* AIM OF THE EXERCISE *
Search the entries for lines that contain the word "description", and report each one found.

Page and application data records:

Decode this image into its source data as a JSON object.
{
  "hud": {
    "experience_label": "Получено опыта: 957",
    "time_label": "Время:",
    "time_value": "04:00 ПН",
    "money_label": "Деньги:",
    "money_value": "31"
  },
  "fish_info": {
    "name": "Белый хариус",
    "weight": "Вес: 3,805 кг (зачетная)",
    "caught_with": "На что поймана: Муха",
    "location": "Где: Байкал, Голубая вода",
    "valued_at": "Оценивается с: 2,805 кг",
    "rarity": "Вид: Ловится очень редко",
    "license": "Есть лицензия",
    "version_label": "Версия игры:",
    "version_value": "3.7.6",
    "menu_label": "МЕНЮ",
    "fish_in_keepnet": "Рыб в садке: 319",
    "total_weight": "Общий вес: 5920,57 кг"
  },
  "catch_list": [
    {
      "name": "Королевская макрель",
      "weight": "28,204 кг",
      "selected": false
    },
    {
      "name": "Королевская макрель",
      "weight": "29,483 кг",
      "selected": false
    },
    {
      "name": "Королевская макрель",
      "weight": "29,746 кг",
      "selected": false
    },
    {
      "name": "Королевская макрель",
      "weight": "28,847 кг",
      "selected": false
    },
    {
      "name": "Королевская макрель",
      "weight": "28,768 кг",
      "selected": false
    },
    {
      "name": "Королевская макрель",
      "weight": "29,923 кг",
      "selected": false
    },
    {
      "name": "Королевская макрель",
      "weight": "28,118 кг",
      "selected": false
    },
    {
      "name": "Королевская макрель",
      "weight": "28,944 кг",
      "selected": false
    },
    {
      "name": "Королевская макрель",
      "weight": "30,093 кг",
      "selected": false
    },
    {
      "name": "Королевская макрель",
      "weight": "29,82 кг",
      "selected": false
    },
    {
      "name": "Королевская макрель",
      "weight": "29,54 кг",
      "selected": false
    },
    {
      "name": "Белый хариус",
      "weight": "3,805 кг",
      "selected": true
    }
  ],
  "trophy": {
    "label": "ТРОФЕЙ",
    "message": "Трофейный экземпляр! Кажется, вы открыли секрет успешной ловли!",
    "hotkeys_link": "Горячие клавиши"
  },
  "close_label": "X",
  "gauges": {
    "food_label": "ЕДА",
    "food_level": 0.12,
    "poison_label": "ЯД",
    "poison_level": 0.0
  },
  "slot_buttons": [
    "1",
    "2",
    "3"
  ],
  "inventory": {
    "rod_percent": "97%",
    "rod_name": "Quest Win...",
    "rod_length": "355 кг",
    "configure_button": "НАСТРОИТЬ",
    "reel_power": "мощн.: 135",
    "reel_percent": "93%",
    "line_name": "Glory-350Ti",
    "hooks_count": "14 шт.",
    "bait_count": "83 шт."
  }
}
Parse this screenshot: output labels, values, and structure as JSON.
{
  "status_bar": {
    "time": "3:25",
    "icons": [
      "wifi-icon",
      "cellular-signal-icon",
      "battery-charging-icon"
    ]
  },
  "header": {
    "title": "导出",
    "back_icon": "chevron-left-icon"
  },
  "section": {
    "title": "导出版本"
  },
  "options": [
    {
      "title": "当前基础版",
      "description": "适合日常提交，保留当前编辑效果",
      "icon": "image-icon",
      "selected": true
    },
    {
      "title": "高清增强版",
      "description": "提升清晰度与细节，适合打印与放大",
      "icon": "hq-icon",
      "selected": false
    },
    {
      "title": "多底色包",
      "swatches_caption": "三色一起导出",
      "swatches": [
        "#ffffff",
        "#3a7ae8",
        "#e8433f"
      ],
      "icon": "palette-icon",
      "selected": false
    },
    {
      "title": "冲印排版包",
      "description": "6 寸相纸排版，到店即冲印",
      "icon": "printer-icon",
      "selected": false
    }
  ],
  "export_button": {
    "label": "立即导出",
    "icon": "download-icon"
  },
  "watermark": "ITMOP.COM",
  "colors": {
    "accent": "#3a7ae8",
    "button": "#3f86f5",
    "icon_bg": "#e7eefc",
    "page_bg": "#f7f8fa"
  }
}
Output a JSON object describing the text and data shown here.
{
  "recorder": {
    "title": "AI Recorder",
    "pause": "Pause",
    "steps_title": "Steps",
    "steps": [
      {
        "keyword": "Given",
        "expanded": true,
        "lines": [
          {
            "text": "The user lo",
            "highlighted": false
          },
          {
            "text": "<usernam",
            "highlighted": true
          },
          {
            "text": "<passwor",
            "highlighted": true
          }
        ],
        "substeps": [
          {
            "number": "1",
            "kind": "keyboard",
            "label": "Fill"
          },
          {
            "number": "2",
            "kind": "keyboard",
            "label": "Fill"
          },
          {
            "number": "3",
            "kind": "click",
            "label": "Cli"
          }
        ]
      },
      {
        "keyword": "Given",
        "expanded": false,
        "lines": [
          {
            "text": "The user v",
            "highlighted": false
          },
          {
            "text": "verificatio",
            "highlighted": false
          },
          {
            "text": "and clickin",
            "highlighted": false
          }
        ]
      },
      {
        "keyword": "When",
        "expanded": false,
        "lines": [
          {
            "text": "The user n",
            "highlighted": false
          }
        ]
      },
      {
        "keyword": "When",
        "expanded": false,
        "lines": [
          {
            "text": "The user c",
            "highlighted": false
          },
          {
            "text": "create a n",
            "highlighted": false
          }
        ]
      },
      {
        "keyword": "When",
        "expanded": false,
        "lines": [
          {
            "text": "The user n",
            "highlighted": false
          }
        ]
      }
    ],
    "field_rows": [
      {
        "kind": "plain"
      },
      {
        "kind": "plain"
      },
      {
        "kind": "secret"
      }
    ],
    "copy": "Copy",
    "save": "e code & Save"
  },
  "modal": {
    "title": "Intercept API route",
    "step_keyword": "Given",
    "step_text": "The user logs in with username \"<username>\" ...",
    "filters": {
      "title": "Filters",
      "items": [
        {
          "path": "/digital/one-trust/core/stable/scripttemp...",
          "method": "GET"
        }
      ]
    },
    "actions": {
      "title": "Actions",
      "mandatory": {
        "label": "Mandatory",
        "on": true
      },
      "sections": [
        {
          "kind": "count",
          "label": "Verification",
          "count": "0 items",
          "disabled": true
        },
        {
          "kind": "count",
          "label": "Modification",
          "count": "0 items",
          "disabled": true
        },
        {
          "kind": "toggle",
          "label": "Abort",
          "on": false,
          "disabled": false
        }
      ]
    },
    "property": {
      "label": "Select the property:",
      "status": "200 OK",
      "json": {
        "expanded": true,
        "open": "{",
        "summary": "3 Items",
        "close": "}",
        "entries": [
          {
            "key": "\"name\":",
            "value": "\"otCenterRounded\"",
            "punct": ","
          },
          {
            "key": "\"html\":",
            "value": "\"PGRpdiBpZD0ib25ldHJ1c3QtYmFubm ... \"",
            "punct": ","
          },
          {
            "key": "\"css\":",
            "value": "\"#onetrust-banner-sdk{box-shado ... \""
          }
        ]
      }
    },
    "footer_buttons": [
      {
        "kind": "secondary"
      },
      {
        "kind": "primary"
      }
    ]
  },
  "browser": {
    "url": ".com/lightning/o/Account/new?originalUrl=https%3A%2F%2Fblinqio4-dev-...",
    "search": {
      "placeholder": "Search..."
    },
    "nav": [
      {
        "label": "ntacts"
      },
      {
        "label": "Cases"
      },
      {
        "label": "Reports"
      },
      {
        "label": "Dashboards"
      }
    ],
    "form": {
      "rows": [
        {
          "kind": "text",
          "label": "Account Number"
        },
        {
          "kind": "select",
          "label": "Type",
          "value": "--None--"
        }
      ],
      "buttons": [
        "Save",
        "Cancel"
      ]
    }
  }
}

* SOLUTION TO THE PROBLEM *
      "description": "适合日常提交，保留当前编辑效果",
      "description": "提升清晰度与细节，适合打印与放大",
      "description": "6 寸相纸排版，到店即冲印",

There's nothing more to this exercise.